Records supplied:
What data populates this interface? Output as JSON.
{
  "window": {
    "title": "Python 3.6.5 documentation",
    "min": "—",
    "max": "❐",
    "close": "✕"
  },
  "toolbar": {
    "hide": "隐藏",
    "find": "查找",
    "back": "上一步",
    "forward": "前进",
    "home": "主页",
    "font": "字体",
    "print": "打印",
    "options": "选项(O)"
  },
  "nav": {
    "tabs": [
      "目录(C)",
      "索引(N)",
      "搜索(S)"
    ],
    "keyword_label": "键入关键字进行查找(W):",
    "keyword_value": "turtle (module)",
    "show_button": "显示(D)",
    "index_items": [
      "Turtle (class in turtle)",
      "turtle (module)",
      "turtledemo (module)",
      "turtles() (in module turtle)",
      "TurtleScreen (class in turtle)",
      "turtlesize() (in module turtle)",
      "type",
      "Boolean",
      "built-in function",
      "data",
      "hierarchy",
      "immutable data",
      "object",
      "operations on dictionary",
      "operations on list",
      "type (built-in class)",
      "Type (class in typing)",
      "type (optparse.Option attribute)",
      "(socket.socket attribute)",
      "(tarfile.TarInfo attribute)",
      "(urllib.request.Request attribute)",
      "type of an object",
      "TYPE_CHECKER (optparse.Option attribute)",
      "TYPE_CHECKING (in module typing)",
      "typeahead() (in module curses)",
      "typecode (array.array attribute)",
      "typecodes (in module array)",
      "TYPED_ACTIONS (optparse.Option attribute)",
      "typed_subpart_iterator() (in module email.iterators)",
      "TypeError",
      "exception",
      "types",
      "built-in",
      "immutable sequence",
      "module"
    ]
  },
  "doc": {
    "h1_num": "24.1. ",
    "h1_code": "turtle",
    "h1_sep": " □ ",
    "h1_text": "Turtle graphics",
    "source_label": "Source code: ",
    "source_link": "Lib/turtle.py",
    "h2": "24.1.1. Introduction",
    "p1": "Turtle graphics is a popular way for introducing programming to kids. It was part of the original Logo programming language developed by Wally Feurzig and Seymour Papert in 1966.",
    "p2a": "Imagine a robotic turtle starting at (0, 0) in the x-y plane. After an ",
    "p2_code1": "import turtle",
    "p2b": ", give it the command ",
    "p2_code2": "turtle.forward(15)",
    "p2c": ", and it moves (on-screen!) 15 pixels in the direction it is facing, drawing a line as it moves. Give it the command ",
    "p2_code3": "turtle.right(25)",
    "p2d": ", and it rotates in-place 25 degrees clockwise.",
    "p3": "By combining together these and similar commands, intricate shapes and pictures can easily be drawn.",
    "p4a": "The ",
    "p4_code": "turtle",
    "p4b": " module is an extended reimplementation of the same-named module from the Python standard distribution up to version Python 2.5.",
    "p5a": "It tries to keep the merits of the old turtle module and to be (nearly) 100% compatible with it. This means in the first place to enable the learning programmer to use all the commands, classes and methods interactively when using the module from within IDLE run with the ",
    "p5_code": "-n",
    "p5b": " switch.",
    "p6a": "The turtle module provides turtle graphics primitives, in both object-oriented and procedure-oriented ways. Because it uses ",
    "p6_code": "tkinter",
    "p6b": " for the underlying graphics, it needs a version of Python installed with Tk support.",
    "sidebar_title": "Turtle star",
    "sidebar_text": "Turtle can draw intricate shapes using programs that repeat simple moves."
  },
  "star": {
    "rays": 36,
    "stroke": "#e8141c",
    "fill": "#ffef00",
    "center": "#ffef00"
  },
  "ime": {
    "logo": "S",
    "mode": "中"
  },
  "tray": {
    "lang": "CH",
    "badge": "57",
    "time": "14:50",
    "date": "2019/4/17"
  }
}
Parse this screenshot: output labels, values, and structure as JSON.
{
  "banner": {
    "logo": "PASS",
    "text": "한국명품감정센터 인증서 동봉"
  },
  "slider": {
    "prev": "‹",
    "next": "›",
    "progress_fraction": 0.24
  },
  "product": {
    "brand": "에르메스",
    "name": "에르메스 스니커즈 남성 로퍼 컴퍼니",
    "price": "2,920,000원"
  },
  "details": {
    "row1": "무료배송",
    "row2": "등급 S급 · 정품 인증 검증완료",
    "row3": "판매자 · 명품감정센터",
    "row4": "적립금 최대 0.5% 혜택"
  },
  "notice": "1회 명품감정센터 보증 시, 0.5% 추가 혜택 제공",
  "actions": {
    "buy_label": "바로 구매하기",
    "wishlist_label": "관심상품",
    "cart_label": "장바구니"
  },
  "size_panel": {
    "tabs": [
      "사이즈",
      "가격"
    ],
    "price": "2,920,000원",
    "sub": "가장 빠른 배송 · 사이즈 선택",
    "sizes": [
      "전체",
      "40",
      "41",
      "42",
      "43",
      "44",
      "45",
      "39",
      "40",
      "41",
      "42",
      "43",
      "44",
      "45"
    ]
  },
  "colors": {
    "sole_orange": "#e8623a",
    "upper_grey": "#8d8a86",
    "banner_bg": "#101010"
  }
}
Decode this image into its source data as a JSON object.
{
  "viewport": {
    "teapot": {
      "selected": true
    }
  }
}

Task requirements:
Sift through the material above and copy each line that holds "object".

Written answer:
      "object",
      "type of an object",
    "p6a": "The turtle module provides turtle graphics primitives, in both object-oriented and procedure-oriented ways. Because it uses ",
Decode this image into its source data as a JSON object.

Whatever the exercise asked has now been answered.